With robust and extensive weather data and software platforms, different irradiation classes were ranked by how often they occur at the selected site and what influence they have on the photovoltaic electricity thus produced.
The European efficiency assumes that nearly 80% of the annual yield would be collected at and below 500 W/m2 irradiation levels. The CEC efficiency predicts 95% of that production to be harvested below 750 W/m2 irradiation levels.
But neither of these predictions matches the data obtained for the site of Cape Town. Based on hourly figures analyzed for the local climate, classes of solar irradiances at 500 W/m2 and below, between 500 and 750 W/m2 and above 750 W/m2, each contributes about one third (33%) of annual energy yield. This contribution translates in the way they influence, along with the temperature effect, the variation of the DC power produced by PV modules that will then determine the variation of the PV inverter efficiency.
The ratios between the maximum power available for every hour of the year PMPP and the nominal power given for Standard Test Conditions PSTC (1 kilowatt for a solar irradiance of 1,000 W/m2 with an ambient temperature of 25°C) are calculated for all the 8,760 hours of a characteristic year compiled from nearby weather stations and satellite data. These ratios are influenced by the corresponding weather parameters and it is revealed how much energy each range contributes to the total yield of the PV system.
As a result, the European efficiency prioritizes lower power ranges (50% and below) but, on the site, it is observed that higher power ranges are prioritized (75% and above). Inverters with a weighted efficiency that prioritizes power ranges that do not occur as frequently at the site would lead to inaccurate predictions and potential financial losses.
But interestingly, and somewhat expectedly, the weighted efficiency developed by the Californian Energy Commission with data initially from the city of Sacramento in California is closer to matching the energy contributions as calculated for the South African city.
This is no coincidence since the CEC model was developed as an alternative to the European efficiency, taking into account regions with higher insolation. It is still not a good enough match and shows deviations in the weighting of the different power classes. The most glaring mismatch is evident for the highest power ranges, between 75% and 100% PMPP/PSTC ratios. This interval contributes 28% to the total generated energy of the solar PV plant when the CEC efficiency only predicts 5%. These results are obtained when the inverter is operating at the site based on the CEC model.
Using the results and the inaccuracies observed by testing the PV inverter under both Euro and CEC models, the formulas were corrected in how they weigh specific power intervals to make them more accurate and representative of the atmospheric conditions at the selected site. And thus, a more reliable weighted efficiency was developed.
Although the European and the CEC efficiency were both assumed to be 96% according to the datasheet, applying Euro and CEC weighting factors, given the site’s weather parameters, showed lower figures. But when weights recalculated based on the local climate were integrated, higher and more accurate figures are obtained.
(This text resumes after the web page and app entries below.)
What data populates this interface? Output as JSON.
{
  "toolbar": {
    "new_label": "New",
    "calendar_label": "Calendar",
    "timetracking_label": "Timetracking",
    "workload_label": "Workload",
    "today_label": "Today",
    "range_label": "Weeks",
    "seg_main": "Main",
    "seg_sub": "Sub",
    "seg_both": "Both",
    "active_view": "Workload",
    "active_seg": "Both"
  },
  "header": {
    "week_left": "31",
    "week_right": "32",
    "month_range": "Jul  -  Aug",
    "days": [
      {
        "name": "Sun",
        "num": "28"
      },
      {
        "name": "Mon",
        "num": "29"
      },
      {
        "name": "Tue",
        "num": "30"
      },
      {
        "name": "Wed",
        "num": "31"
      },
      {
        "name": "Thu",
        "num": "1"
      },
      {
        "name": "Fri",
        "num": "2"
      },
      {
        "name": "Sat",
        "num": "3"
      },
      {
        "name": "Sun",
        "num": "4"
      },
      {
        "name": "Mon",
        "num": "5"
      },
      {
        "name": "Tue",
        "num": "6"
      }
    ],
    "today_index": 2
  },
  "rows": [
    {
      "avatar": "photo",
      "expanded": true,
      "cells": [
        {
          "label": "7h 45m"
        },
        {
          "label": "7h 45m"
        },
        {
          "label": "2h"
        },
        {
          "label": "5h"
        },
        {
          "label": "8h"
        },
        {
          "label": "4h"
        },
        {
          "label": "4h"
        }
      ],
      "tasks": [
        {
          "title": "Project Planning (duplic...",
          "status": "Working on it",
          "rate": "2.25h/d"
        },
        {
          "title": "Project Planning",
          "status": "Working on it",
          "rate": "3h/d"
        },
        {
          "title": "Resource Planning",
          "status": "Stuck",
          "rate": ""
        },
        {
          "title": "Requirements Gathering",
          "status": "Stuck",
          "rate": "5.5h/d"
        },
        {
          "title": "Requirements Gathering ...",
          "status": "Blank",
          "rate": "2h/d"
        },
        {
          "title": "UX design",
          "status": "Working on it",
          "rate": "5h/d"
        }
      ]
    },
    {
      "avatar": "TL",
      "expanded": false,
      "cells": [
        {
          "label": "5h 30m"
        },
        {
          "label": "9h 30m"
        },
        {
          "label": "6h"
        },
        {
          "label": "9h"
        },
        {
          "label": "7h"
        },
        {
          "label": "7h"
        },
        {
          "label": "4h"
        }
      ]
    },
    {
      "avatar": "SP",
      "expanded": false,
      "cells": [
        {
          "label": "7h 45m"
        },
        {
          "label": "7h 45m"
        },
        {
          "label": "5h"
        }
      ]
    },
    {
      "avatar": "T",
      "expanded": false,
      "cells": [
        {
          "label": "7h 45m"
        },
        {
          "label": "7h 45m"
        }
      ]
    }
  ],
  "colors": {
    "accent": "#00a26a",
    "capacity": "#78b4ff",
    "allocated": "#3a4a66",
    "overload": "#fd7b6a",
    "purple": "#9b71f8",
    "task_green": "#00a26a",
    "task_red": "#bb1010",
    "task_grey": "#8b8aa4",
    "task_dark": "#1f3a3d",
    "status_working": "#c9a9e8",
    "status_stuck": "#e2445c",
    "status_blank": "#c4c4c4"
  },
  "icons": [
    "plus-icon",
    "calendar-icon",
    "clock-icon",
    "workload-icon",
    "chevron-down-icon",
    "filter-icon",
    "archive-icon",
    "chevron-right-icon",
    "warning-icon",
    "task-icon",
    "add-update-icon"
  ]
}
This represents a great opportunity for local manufacturers to rebrand their DC-AC power converters with weighted efficiencies more characteristics of the meteoritical attributes of their region and offer more accurate products to customers and PV projects developers. comment